The struggle for power thus helped to determine the structure and function of various organizations and their hierarchy within society. However, where Marx had faith that humans could change society through scientific growth, Weber was less optimistic about the capacity of society through science to bring about real change in human conditions Weber, He was concerned about the dehumanization of society while believing that humans could shape society. Weber perceived an increase in the division of labor and bureaucracy resulting in an oppressive routine, rising secularism, and an increased loss of individual freedom.
Differing slightly from Marx, Weber believed societies differ primarily in terms of how their members think about the world. These ideas have transformative power capable of improving the human condition. According to conflict theory, schools exist to serve the dominant group by providing social reproduction of the economic and political status quo Ballantine, Schools reproduce the attitudes and dispositions required for the continuation of the existing group in power. Accordingly, the primary purpose of schools is to teach a particular cultural status representing the dominant social group perspective.
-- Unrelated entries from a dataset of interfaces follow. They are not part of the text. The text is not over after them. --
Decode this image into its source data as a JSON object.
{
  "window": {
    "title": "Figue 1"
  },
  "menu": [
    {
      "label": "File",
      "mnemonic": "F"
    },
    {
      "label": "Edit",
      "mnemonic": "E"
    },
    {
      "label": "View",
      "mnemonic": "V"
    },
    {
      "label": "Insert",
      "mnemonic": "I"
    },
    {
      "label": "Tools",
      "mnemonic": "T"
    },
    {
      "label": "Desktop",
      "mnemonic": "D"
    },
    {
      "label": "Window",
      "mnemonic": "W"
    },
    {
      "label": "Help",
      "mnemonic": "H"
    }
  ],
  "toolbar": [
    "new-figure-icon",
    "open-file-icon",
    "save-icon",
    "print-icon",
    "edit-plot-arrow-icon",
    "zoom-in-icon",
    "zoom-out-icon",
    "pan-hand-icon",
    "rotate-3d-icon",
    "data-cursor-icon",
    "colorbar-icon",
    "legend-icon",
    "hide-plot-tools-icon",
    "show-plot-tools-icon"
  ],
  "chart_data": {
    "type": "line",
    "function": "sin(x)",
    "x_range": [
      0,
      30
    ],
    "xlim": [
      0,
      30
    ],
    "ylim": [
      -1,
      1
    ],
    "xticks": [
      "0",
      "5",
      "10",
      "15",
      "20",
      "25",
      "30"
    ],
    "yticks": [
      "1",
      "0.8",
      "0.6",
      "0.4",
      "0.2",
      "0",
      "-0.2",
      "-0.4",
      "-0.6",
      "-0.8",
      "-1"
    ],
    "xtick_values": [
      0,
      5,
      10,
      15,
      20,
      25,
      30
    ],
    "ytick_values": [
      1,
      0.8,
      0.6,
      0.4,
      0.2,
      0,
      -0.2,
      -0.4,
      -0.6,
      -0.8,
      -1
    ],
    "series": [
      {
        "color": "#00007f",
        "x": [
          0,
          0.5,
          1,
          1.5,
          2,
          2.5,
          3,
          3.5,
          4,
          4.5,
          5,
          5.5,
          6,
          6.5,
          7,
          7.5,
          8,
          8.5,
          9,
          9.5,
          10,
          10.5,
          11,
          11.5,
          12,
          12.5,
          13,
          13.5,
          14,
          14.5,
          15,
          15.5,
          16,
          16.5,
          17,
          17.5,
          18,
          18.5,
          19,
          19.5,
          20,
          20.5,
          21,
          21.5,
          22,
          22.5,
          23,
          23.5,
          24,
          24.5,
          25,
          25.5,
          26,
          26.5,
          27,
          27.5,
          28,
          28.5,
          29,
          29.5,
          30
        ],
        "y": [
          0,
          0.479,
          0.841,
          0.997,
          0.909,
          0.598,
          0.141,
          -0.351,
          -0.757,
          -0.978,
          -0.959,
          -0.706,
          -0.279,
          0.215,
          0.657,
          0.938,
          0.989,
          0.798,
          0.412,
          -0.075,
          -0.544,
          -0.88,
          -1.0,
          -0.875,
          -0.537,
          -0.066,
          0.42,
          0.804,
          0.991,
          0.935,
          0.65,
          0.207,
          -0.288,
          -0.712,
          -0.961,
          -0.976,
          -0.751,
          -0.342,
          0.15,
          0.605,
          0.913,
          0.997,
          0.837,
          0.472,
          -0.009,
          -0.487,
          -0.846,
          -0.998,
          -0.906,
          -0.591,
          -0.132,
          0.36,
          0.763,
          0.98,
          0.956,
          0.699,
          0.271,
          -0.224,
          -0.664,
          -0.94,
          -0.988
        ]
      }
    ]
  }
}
Skills and knowledge are taught when the learner needs them and not when the curriculum mandates it. Education is product-orientated and is applied to get results and attain goals. They believed education systems perpetuate existing class structure through social reproduction of existing social characteristics and expectations. Social reproduction, the intentional reproduction of existing social status, was attained through tracking and ability grouping thus contributing to different social classes. Leaders of the power group selected individuals who were best qualified for jobs at different levels of the social hierarchy.
Interaction Theory Unlike the functional and conflict theories that focus on group interactions, the interaction theory focuses on individual interactions. Human actions and thoughts are socially determined. Interaction theory focuses on the development of the human self through social interactions in both school and society. The view envisions society as an ongoing process resulting in a product of everyday interactions of individuals Mead, Interactions enable individuals to create or construct their own perspective of how they will function in society.
Society is a shared reality constructed by its members as they interact with each other. Because humans define themselves, their perceptions of reality vary and are constantly changing Cook, Also known as social constructivism, reality and knowledge are socially constructed through a process that involves the use of cultural symbols. Symbols such as language or music help make reality unique to each person. The interactive theory is based on the writings of American philosopher and sociologist George Mead — Mead believed society was in a state of constant change based on the existence of constant human change.
His approach was known as social behaviorism. According to Mead, the self emerges from social experiences with other humans through interactions. Human interactions result in an exchange of symbols that aid in making sense of our culture. To understand how other humans view us we must imagine how another person may perceive us. Our actions are often guided by how others respond to and perceive us. Hence, the capacity to view ourselves through others is essential to developing our sense of self-image.
Thus, the development of self is inherently a social product. Cooley coined the term Looking-Glass Self to designate the image people have of themselves based on how they believe others perceive them.